- Lawsuit filed against Duke University for inaccessible digital content, platforms, and course material. Read the Duke University lawsuit filing press release. Read the Duke University digital accessibility legal complaint. (June 2020)
- California 66 million dollar website case alleging a vendor made a false claim about a website sold to the California Parks system. Read the post on LFLegal about this false claims act case, with links to court orders and initial press release. Read the Court’s Order refusing to throw the 66 million dollar website case out of court. (Case filed May 2019; Judge’s order November 2019)
- Case against Walmart for inaccessible self-check kiosks. Read the Walmart self-check case filing press release. Read the post on LFLegal tracking this and other kiosk cases.
- The case against Domino’s Pizza that went to the US Supreme Court is still pending back in the District Court. Read the post on LFLegal about the Supreme Court Order.

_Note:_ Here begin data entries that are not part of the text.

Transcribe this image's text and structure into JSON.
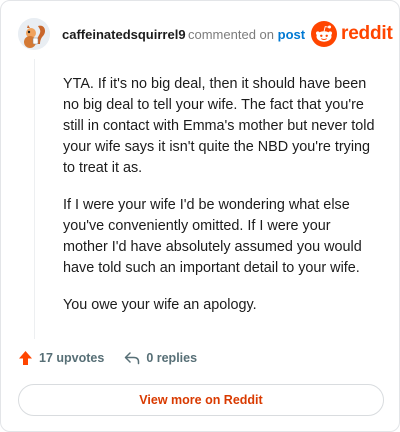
{
  "header": {
    "username": "caffeinatedsquirrel9",
    "commented_on": "commented on",
    "post_link": "post",
    "logo_text": "reddit"
  },
  "comment": {
    "paragraphs": [
      "YTA. If it's no big deal, then it should have been no big deal to tell your wife. The fact that you're still in contact with Emma's mother but never told your wife says it isn't quite the NBD you're trying to treat it as.",
      "If I were your wife I'd be wondering what else you've conveniently omitted. If I were your mother I'd have absolutely assumed you would have told such an important detail to your wife.",
      "You owe your wife an apology."
    ]
  },
  "actions": {
    "upvotes": "17 upvotes",
    "replies": "0 replies"
  },
  "footer": {
    "view_more": "View more on Reddit"
  },
  "colors": {
    "accent": "#ff4500",
    "link": "#0079d3",
    "muted": "#7c7c7c",
    "button_text": "#d93a00"
  },
  "icons": [
    "avatar-squirrel",
    "reddit-alien-icon",
    "upvote-arrow-icon",
    "reply-icon"
  ]
}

Read the second post on LFLegal about how people misunderstand the Domino’s case. (2019)
- The lawsuit against the Winn-Dixie grocery chain is still pending. It is on appeal to the 11th circuit after a trial judge ruled that Winn-Dixie violated the ADA by maintaining an inaccessible website. It was the first web accessibility case to go to trial under the ADA. Read the 2017 post on LFLegal about the Winn-Dixie trial. Read the 2017 post on LFLegal titled “Winn-Dixie wasn’t paying attention.”
- The lawsuit filed in 2019 against Blue Cross Blue Shield by a blind retired federal employee who could not access his health benefits information is still pending. Read the press release about lawsuit regarding access to health benefits information.
Happy 30th anniversary to the Americans with Disabilities Act. May you continue to protect the rights of disabled people for full inclusion in the digital world for decades to come.